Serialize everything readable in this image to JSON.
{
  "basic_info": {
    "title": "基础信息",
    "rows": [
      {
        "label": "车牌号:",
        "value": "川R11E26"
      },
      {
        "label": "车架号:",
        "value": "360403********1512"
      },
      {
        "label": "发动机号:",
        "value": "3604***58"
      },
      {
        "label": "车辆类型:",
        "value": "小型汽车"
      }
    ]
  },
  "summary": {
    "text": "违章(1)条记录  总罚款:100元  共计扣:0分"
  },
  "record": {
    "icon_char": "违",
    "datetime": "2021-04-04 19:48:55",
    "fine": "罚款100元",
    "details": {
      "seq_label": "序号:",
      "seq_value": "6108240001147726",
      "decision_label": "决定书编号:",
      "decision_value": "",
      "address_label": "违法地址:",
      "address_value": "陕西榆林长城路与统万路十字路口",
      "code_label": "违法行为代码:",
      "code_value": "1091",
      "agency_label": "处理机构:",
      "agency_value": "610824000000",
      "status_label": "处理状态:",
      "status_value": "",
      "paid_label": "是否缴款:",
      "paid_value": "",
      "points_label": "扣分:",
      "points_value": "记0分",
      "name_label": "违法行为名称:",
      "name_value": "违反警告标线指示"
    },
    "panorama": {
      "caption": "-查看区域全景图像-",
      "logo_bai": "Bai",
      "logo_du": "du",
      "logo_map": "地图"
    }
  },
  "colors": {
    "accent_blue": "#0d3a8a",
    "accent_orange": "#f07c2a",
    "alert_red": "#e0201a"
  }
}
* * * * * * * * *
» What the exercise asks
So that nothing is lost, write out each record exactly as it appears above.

» Answer to the exercise
Serialize everything readable in this image to JSON.
{
  "basic_info": {
    "title": "基础信息",
    "rows": [
      {
        "label": "车牌号:",
        "value": "川R11E26"
      },
      {
        "label": "车架号:",
        "value": "360403********1512"
      },
      {
        "label": "发动机号:",
        "value": "3604***58"
      },
      {
        "label": "车辆类型:",
        "value": "小型汽车"
      }
    ]
  },
  "summary": {
    "text": "违章(1)条记录  总罚款:100元  共计扣:0分"
  },
  "record": {
    "icon_char": "违",
    "datetime": "2021-04-04 19:48:55",
    "fine": "罚款100元",
    "details": {
      "seq_label": "序号:",
      "seq_value": "6108240001147726",
      "decision_label": "决定书编号:",
      "decision_value": "",
      "address_label": "违法地址:",
      "address_value": "陕西榆林长城路与统万路十字路口",
      "code_label": "违法行为代码:",
      "code_value": "1091",
      "agency_label": "处理机构:",
      "agency_value": "610824000000",
      "status_label": "处理状态:",
      "status_value": "",
      "paid_label": "是否缴款:",
      "paid_value": "",
      "points_label": "扣分:",
      "points_value": "记0分",
      "name_label": "违法行为名称:",
      "name_value": "违反警告标线指示"
    },
    "panorama": {
      "caption": "-查看区域全景图像-",
      "logo_bai": "Bai",
      "logo_du": "du",
      "logo_map": "地图"
    }
  },
  "colors": {
    "accent_blue": "#0d3a8a",
    "accent_orange": "#f07c2a",
    "alert_red": "#e0201a"
  }
}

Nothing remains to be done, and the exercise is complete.